Web page and app entries
-*-*-
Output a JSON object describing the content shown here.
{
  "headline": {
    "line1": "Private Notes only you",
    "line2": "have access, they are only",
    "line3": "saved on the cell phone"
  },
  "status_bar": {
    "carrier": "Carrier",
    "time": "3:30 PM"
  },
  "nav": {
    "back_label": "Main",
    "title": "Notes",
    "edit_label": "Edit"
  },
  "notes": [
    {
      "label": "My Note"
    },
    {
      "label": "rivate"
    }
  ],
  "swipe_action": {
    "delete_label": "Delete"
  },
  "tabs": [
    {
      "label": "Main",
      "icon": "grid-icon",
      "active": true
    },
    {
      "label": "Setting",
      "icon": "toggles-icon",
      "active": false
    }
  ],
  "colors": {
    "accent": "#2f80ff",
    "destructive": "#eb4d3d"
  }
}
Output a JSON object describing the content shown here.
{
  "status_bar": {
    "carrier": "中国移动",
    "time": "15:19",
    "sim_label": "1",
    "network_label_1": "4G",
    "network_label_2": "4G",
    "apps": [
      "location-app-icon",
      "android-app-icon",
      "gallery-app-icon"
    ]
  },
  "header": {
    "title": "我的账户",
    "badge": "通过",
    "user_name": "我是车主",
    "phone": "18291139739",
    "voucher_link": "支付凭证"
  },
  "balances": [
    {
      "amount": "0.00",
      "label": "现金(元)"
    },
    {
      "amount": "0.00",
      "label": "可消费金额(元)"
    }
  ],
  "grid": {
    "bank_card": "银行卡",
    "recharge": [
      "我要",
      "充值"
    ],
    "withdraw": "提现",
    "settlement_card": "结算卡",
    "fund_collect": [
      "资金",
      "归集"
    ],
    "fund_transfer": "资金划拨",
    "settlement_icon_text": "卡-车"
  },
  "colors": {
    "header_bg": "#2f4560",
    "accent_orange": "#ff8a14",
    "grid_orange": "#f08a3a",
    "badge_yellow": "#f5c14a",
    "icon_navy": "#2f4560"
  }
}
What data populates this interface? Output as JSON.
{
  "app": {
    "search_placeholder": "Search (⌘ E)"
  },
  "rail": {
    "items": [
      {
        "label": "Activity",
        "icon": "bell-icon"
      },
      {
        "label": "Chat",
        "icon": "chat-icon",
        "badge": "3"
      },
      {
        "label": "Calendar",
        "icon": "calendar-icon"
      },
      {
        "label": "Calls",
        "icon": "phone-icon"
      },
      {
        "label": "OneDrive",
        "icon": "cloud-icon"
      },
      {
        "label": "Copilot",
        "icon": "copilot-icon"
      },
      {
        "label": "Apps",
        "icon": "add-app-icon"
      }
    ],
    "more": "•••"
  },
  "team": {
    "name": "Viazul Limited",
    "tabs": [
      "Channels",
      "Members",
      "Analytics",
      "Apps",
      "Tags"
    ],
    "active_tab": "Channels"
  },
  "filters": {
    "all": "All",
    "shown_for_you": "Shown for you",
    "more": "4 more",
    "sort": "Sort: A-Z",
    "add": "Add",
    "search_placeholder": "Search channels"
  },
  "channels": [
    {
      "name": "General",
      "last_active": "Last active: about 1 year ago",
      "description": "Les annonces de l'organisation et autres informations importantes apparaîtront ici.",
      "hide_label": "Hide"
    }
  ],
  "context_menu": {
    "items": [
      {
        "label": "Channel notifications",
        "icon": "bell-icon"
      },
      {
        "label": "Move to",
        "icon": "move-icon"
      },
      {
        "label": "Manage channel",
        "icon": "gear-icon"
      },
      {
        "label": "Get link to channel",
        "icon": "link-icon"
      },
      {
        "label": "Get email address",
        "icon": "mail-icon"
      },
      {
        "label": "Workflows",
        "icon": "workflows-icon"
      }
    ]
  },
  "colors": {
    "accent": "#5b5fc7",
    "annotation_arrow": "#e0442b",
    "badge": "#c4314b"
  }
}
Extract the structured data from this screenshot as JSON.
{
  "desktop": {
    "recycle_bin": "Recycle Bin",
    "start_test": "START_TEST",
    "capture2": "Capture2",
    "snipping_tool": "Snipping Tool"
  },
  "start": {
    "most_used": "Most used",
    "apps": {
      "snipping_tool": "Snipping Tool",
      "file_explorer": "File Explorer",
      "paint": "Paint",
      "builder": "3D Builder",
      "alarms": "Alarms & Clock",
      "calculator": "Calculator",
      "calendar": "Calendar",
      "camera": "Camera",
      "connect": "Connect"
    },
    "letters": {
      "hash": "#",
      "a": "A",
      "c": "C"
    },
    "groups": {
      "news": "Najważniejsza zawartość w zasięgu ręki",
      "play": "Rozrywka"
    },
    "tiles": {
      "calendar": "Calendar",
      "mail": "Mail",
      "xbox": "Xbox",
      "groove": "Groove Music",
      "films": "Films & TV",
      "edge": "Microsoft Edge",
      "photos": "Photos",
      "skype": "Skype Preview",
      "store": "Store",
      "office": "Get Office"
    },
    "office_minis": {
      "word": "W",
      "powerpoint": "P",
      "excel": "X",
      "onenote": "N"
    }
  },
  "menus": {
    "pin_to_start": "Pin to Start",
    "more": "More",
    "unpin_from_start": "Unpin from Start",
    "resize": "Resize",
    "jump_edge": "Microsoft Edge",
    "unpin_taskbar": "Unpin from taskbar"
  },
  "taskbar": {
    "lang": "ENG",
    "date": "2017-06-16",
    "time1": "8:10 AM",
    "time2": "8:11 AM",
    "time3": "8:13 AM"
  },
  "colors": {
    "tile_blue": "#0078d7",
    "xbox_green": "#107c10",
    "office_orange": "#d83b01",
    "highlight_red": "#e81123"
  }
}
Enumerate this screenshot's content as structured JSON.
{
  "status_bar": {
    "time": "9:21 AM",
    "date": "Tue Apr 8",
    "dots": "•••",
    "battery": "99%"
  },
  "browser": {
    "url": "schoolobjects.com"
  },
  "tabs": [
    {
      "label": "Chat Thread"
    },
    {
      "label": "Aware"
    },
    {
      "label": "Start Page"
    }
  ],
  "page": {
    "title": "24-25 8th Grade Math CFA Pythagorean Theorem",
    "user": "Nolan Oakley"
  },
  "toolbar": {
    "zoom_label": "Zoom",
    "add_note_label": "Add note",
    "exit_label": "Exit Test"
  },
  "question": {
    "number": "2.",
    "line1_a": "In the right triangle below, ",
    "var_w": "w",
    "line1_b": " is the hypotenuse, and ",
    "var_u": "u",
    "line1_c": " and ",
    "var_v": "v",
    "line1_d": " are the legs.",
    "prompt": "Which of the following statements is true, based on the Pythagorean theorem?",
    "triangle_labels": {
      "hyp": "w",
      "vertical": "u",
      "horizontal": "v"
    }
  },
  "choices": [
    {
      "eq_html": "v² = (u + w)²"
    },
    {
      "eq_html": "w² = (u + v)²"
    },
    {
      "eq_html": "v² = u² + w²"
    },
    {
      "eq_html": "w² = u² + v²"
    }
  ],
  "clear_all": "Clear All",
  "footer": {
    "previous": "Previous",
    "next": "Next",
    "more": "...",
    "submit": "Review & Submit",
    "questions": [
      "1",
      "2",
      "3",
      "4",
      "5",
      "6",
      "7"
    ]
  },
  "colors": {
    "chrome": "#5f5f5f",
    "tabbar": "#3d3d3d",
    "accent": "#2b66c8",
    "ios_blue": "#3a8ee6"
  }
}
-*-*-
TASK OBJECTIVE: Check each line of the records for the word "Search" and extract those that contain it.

SOLUTION FOR THIS EXERCISE:
    "search_placeholder": "Search (⌘ E)"
    "search_placeholder": "Search channels"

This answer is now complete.